TASK REQUIREMENTS
Work through the data below and give the number of lines holding "this", nothing more.

DATA RECORDS

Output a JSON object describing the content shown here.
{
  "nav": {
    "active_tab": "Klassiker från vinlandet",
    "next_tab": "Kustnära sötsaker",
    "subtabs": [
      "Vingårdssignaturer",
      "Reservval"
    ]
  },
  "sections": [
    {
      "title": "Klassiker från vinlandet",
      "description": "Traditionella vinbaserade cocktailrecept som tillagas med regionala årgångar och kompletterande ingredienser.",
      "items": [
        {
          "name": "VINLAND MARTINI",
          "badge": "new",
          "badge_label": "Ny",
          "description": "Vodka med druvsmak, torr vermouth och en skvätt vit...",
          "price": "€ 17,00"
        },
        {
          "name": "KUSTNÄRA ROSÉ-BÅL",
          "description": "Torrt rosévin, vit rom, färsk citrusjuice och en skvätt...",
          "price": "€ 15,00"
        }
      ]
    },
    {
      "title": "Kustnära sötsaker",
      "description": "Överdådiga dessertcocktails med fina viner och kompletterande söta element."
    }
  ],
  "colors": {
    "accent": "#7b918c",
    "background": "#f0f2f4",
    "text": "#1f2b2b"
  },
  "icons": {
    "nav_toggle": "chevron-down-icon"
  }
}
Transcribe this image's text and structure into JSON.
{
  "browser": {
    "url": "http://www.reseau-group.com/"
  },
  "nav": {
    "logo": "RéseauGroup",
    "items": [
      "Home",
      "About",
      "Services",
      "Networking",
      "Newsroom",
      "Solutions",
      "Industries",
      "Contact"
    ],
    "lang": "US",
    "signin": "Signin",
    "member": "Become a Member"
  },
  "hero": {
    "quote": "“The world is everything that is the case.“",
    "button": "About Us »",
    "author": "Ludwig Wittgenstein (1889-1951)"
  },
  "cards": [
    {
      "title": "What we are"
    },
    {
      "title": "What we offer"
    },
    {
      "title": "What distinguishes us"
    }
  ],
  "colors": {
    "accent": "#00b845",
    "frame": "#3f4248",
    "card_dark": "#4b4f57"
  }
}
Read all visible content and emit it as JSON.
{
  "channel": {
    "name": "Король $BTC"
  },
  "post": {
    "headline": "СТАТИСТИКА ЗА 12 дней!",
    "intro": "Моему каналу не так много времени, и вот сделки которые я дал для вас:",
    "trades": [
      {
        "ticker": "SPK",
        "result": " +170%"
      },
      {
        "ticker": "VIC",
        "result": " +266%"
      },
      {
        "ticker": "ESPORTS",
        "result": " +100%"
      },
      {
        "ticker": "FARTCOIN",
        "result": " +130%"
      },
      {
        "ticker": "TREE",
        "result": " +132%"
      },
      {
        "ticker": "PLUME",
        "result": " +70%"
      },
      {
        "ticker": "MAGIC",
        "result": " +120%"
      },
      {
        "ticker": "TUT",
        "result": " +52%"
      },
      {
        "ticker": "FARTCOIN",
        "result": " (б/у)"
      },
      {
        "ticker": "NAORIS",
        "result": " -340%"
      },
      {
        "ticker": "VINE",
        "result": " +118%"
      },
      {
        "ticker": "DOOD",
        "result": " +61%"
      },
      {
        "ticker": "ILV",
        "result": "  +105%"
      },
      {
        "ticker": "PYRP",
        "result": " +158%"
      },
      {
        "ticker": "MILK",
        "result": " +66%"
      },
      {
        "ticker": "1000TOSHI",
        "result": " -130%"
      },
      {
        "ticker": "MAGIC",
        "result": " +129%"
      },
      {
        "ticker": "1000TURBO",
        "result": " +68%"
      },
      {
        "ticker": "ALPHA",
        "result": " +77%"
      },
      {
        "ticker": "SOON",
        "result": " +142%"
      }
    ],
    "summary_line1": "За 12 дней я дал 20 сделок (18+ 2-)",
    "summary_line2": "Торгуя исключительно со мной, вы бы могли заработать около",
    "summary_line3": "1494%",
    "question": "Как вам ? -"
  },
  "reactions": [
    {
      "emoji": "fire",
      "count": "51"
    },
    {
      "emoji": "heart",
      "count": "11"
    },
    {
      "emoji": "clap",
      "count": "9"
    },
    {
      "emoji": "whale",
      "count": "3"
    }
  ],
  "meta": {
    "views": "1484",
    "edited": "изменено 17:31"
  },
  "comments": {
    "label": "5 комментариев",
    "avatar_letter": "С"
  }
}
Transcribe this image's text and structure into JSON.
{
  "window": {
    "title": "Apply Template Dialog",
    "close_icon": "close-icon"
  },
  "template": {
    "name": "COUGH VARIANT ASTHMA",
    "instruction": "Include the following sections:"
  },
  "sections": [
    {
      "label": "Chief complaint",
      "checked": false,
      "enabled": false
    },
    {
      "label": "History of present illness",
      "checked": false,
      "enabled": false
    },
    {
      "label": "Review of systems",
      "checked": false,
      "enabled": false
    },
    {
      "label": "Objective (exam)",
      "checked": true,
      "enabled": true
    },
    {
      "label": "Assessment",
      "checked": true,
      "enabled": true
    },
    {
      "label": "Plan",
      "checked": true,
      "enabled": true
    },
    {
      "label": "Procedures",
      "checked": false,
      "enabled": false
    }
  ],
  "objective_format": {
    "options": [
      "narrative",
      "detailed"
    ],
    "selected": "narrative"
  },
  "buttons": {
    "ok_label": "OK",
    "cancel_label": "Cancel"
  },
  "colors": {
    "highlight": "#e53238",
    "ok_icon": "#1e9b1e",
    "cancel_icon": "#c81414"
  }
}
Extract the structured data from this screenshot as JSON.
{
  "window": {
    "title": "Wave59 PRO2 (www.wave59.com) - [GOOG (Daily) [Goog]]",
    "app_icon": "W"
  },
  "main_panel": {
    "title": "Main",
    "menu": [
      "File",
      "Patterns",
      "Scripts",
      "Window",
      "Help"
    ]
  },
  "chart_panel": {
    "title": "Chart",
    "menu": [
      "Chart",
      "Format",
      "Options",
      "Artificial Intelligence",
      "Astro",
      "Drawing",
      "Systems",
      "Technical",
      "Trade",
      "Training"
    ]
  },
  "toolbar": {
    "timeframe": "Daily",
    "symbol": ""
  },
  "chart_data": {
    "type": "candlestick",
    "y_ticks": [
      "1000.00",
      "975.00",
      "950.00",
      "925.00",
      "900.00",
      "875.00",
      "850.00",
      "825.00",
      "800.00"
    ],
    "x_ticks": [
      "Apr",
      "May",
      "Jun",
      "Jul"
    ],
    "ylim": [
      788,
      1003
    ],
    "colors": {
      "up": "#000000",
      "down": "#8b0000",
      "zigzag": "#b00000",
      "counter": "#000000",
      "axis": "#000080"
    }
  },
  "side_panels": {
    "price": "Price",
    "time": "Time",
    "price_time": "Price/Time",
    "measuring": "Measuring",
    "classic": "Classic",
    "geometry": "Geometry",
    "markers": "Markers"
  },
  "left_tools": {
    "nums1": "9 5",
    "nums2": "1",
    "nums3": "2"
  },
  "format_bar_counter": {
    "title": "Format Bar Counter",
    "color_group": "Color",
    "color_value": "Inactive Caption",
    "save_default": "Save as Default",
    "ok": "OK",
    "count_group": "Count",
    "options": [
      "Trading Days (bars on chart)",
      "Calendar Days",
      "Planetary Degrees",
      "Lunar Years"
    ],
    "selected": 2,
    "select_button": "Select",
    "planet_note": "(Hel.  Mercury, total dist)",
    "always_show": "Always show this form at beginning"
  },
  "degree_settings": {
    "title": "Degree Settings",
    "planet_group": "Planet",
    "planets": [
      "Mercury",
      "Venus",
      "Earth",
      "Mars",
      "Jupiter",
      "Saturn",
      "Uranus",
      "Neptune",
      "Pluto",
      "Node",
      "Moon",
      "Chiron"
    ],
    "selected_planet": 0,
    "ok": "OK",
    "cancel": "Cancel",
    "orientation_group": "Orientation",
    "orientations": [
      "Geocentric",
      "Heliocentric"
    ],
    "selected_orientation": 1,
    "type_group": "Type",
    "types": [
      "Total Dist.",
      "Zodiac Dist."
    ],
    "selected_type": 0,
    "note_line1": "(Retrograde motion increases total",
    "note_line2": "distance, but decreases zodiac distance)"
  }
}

ANSWER SECTION
4